1. Polio vaccine by Jonas Salk in 1950s.

2. Test parvo virus, HIV, papillomavirus in human cells.

3. Test of OROV and canine distemper virus, both with properties to induce apoptosis of cells. 

4. Studies of sex steroid hormones that can induce cancer such as estradiol, estrogen, estrogen receptors and estrogen like compounds. 

5. The discovery of telomere-shortening mechanism by Elizabeth Blackburn.  

Controversy and Ethics Edit


Henrietta Lacks

Henrietta Lacks never gave permission for her cells to be used for research. For decades her family members were unaware of the existence of the cell line, nor had they benefited financially, even though Johns Hopkins had made HeLa cells a commercial line (although it was never patented). It wasn't until 2010, when journalist Rebecca Skloot published her book, "The Immortal Life of Henrietta Lacks", that the scientific community realized that HeLa cells were an example of medical ethical misconduct.
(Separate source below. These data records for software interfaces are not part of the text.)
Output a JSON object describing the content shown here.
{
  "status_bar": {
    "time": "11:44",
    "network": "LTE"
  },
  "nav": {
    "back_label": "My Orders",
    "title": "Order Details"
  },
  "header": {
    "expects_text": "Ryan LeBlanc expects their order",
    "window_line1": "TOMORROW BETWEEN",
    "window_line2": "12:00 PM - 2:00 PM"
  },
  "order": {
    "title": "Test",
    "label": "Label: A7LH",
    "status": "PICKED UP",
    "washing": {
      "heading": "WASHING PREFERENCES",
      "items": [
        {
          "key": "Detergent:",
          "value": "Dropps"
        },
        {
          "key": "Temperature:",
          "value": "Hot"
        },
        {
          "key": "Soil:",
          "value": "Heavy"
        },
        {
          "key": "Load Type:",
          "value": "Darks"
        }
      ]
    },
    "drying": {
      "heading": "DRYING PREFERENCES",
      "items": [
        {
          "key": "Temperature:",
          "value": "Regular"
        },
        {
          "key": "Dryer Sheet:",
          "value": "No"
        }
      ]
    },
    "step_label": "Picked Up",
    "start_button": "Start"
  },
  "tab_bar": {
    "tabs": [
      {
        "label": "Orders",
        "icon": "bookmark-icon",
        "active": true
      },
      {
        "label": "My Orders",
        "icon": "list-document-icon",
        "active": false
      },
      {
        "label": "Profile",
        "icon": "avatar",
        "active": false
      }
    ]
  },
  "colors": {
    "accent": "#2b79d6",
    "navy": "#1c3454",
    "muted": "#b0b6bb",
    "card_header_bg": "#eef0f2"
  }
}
The book was hailed for combining the various stories surrounding the HeLa cell line with extensive research into Lacks' life. Read more about the book here